Relationship Games for you and your Parrot!
Do you and your parrot have a ‘love/hate’ relationship? Perhaps you’ve just acquired them and want to start off on the right 'wing'? Maybe you are just looking for fun ways to interact with your parrot that isn't just training or 'cuddling'....
Here are some neat and simple ways to build a strong relationship with your parrot companion.
What you will need:
1. Tasty treats (test out which ones your parrot eats first when offered a selection of different
seeds / nuts or fruits) A few of my favourites are: Pine nuts, millet spray, hulled sunflower seeds, cashews, walnuts, apple juice in a syringe (for nectar eaters)
2. Newspaper and some paper bags or other enrichment items
3. 1 x D cup feeder
4. Your bird
5. Patience and FUN!
Game #1 - The Snack Magician
This one is an awesome little game for those who want to start off on the right foot, or those who have a parrot that is a little cautious of humans. This game can be used with hand-raised or tame parrots but is also a great one for those less inclined to want to hang out with humans (aviary birds, rescues etc).
*If your bird is overly fearful of any approach from people – these parrots need some more help than these games can give.
Being the snack magician, it is your duty to prepare yourself to drop a tasty treat into a D cup feeder or your bird’s bowl. As you walk past your parrot’s cage or aviary drop a treat into the bowl...then keep walking. Simple!
Try this game at random intervals during the day. Keeping a small jar handy on the bench works well and helps to avoid the dreaded seed festival in the washing machine later in the week.
This exercise builds a positive association with a human approaching or moving around your parrot’s environment. Very quickly we become the signal that good things are going to happen!
Game #2 - Pay your parrot
This next game is a progression on ‘Snack Magician’, so try that one first, until your parrot is happy with your approach and runs to meet you at the D cup.
Approach the cage as you normally would, to give a magic snack. Although this time, rather than walking away, stay at the D cup and feed your parrot multiple treats - one after the other - for staying with you. This game helps to teach your parrot that hanging out with you and staying engaged, is FUN and worthwhile for them.
This is also a fun little pre-cursor game for teaching your parrot to be engaged with you for future training sessions. Repeat a few times a week and you’ll most likely notice your bird wanting to hang out with you for longer periods.
Game #3 - Secret Squirrel
For this game you will need to have prepared in advance a minimum of 2-3 small enrichment items (you want them to be relatively quick to finish) some examples might be:
- Paper lunch bag rolled up with a treat inside
- Carboard roll or box with treats inside
This game is best set up while your bird is busy doing something else in their environment. An example would be when they are busy eating a small portion of their breakfast first thing in the morning.
- Place your enrichment items in hard-to-find places in the aviary / cage.
- Wait for them to finish their breakfast.
- Call them over and begin 'searching' for your first item together!
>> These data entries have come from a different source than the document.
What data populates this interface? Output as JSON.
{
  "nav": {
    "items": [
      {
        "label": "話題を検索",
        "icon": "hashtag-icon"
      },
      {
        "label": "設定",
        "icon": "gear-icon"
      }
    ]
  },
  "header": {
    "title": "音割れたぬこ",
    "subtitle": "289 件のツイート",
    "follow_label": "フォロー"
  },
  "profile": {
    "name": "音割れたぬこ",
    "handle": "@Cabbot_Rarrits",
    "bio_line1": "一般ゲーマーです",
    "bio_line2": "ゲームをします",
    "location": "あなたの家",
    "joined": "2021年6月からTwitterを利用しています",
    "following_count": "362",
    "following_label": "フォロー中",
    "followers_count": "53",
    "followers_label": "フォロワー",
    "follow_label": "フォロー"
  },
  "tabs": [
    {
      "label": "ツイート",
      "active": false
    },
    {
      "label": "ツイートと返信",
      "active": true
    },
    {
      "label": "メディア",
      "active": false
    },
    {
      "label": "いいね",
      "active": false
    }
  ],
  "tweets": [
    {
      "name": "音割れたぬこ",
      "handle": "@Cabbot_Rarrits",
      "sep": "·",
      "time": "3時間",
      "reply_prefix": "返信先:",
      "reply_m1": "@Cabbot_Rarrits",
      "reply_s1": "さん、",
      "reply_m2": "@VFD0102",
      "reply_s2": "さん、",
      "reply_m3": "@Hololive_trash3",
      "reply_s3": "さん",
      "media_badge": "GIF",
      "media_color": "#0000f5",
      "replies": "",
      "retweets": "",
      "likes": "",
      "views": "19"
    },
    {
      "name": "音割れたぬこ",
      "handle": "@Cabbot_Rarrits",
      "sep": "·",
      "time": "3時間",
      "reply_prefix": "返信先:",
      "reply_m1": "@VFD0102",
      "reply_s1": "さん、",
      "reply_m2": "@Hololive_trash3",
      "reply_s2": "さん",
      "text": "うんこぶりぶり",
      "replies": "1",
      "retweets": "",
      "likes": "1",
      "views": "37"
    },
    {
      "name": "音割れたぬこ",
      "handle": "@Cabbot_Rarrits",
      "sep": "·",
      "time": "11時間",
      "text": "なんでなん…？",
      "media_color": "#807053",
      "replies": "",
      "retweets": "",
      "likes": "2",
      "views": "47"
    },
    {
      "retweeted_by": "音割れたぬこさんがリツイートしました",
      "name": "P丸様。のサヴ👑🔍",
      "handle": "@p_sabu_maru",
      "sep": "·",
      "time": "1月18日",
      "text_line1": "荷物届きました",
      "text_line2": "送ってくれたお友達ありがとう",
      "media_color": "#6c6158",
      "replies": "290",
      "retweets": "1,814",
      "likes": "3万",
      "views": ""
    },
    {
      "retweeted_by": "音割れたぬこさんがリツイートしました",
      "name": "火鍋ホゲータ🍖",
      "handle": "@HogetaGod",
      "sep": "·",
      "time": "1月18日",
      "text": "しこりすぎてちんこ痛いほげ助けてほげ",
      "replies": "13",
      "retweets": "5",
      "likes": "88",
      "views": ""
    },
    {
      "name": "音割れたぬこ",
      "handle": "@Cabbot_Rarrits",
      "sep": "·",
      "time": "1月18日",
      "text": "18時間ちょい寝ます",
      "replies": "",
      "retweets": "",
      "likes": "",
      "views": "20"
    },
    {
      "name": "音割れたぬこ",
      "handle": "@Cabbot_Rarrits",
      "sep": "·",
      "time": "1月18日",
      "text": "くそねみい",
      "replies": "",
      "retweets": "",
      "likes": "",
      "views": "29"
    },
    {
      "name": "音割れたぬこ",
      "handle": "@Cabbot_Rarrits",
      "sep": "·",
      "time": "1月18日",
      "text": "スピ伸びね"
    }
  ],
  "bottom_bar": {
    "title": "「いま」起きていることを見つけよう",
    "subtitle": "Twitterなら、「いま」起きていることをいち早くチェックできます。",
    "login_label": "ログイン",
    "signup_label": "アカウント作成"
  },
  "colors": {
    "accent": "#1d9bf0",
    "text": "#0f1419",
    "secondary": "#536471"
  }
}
Have fun and get excited when you and your bird 'find' the parcels (Imagine you've found buried treasure!)
- Once you’ve found the first one together – move onto the next few items until you have found them all.
- Play this game regularly and gradually make the parcels harder to find or more spread out around your parrots play spaces!
Tip - this is also a great way to build some value back into tired, old toys! Hide the parcels in the toys and you will find your parrot enjoying them again.
Game #4 - Confidence Challenge
This game is best played with parrots who aren't overly afraid of new perches / items in their cage / play spaces. Always check that your parrot is comfortable with you making changes before doing so. This game is about building confidence with novel objects.
Head on out for a walk and collect some safe, fun, new perches, native pods or browse. Check for wild bird poop and bugs before bringing it home!
Set your new perches / browse up either in your birds cage or play areas. Keep in mind your parrot's comfort levels, set them up where your bird is not going to be spooked by them.
Once you have your new items set up, encourage your parrot to come and check them out. You can do this by pretending you are excited about the new objects - play with them and make a big deal! Whenever your parrot approaches or gets a bit closer reinforce them with some favoured treats.
Once your parrot is happy to approach these new objects, you can begin to explore them together and pair them with fun things such as the 'Secret Squirrel' game and other foraging activities (hint: drilling small holes in new perches and popping small bits of favoured food into them is a great foraging activity).
Playing this game will help your parrot learn to feel comfortable around novel items in their environment, eventually, your parrot will be eager to explore new items you bring home before you even get a chance to play!
Article supplied by Parrot Life Behaviour and Training